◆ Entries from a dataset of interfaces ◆

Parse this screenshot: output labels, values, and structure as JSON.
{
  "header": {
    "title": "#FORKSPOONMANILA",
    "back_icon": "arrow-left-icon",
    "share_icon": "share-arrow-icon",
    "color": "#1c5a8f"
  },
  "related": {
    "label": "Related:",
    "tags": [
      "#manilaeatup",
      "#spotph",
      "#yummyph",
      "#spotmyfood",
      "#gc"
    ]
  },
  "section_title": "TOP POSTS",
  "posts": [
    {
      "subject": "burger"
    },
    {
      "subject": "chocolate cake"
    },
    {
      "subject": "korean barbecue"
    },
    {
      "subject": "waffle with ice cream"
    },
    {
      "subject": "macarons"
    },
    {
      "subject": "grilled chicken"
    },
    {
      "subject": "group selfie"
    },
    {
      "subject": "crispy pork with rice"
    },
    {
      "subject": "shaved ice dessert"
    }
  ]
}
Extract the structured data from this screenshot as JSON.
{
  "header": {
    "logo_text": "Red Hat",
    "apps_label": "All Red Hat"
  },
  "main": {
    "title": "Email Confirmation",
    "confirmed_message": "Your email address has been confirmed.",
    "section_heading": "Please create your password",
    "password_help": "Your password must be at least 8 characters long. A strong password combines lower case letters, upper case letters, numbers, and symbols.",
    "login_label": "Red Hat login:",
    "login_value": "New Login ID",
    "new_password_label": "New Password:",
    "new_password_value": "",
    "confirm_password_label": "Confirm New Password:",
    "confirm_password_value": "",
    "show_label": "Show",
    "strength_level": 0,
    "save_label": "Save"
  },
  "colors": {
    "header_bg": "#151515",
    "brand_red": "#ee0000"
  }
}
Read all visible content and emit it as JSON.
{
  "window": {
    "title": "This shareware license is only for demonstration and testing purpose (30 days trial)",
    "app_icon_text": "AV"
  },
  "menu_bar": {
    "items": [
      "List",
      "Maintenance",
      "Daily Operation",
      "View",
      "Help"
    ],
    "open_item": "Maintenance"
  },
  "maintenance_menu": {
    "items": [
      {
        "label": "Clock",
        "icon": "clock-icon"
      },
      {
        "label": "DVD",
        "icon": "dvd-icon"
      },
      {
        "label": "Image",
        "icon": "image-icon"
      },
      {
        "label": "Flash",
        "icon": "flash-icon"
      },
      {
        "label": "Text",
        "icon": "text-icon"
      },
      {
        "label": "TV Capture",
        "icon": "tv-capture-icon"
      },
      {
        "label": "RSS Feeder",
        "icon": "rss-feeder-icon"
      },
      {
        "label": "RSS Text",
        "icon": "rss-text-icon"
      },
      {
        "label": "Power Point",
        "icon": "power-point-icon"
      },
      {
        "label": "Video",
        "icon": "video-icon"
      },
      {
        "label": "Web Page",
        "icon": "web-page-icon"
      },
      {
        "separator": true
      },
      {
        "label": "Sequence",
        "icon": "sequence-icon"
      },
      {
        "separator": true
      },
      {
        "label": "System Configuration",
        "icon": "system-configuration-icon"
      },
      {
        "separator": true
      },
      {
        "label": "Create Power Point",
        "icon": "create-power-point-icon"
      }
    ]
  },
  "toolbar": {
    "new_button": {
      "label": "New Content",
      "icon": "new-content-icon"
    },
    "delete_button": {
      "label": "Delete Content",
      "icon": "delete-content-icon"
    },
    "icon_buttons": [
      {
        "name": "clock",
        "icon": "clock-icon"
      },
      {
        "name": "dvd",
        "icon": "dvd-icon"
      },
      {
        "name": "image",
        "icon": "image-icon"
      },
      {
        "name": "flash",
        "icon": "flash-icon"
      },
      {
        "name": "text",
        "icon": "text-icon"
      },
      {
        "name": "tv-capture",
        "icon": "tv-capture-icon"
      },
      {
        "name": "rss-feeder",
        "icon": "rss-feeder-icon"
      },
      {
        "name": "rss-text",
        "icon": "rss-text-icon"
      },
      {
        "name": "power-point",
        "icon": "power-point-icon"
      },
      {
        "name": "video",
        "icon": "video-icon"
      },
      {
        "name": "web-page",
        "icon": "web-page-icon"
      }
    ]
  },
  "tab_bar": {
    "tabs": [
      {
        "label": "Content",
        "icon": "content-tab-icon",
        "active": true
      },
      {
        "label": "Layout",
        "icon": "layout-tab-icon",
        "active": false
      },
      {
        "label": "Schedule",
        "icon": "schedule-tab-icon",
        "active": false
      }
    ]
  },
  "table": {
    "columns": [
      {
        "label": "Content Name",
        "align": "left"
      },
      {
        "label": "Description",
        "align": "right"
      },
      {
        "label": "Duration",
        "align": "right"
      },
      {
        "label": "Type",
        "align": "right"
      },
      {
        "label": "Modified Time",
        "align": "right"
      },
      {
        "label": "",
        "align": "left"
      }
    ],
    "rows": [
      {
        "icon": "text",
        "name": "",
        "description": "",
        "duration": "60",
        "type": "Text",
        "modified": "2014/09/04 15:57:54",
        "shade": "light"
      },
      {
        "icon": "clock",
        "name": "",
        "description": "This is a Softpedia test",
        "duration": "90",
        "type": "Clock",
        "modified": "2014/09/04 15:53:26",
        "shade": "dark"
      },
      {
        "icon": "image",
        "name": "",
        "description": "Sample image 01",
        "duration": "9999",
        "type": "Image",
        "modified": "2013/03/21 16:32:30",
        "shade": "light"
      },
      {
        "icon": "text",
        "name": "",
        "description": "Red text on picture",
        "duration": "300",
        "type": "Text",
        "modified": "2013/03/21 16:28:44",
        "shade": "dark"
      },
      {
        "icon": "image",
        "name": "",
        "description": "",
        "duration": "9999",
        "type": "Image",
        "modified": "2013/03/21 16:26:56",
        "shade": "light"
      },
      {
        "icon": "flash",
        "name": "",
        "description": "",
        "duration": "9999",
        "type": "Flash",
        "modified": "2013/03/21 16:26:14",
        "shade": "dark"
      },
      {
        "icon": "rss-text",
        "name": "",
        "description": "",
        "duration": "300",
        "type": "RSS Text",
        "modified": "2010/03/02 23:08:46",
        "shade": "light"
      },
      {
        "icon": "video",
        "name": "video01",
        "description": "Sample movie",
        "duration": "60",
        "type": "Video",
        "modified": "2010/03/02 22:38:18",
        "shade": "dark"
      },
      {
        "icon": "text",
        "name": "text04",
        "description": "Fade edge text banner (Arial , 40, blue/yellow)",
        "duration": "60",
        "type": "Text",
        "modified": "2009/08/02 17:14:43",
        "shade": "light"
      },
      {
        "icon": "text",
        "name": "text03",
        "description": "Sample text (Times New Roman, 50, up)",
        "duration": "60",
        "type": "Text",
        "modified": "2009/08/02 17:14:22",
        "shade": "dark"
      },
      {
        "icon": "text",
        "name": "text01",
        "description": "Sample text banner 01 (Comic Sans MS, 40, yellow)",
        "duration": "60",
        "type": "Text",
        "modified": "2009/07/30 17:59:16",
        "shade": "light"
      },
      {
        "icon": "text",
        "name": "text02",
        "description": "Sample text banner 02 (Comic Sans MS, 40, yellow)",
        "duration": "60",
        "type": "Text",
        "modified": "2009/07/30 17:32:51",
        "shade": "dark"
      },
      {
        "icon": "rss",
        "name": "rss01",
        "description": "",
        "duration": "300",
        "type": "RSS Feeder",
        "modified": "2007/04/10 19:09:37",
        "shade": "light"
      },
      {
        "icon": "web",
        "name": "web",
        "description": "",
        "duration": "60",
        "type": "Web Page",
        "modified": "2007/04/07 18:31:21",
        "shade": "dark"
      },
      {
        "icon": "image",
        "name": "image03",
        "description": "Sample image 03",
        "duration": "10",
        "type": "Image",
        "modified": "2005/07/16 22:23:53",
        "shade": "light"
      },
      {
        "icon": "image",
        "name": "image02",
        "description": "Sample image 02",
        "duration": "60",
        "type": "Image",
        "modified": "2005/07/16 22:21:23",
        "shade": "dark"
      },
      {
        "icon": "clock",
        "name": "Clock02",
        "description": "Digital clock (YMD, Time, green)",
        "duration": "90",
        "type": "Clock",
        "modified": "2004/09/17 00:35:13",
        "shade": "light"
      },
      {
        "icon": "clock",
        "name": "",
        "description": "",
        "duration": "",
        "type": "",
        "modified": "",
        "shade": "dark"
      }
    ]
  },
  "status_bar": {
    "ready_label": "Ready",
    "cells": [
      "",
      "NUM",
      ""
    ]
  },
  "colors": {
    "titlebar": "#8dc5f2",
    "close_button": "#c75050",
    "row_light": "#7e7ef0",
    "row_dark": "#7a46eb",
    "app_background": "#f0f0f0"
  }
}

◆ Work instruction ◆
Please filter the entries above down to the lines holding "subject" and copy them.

◆ Your response ◆
      "subject": "burger"
      "subject": "chocolate cake"
      "subject": "korean barbecue"
      "subject": "waffle with ice cream"
      "subject": "macarons"
      "subject": "grilled chicken"
      "subject": "group selfie"
      "subject": "crispy pork with rice"
      "subject": "shaved ice dessert"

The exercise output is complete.